(What is expected): Read the entries below and pull out each line with the string "title".

(Data shown):

- - - - - - -

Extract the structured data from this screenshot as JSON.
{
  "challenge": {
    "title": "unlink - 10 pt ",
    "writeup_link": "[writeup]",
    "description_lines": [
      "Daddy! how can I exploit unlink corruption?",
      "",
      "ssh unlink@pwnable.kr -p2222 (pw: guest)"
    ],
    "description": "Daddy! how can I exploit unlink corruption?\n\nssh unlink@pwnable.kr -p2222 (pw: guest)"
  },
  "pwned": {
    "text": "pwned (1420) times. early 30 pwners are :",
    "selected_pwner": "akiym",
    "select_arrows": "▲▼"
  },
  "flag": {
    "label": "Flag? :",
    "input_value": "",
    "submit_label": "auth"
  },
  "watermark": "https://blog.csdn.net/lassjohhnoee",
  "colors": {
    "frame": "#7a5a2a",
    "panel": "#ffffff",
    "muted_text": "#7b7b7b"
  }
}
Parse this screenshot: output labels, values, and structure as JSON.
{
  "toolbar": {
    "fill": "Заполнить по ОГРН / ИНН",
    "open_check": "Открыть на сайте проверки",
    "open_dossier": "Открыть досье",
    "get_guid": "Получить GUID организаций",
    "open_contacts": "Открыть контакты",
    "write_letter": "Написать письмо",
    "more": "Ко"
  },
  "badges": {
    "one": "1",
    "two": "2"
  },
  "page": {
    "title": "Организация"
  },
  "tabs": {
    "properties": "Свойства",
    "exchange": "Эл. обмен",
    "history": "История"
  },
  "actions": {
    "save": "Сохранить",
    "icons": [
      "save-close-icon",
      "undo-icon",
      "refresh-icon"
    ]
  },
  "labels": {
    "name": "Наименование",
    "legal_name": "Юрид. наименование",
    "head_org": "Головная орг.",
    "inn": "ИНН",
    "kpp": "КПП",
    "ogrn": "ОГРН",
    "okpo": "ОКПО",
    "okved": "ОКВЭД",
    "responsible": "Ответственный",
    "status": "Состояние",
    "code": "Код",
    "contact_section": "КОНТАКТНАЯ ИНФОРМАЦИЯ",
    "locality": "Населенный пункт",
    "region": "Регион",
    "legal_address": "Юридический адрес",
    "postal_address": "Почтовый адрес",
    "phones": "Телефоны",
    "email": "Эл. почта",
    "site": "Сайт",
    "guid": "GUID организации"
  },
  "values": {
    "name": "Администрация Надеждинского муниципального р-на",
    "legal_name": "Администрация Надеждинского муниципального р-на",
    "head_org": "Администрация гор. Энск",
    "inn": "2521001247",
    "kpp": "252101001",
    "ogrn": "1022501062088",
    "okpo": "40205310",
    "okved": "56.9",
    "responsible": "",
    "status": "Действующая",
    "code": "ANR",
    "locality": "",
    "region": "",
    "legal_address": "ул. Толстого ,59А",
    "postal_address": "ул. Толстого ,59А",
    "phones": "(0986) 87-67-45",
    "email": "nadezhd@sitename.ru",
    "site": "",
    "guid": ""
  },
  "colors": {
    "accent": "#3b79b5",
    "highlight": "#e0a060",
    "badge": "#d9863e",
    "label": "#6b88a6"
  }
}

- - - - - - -

(Exercise result):
    "title": "unlink - 10 pt ",
    "title": "Организация"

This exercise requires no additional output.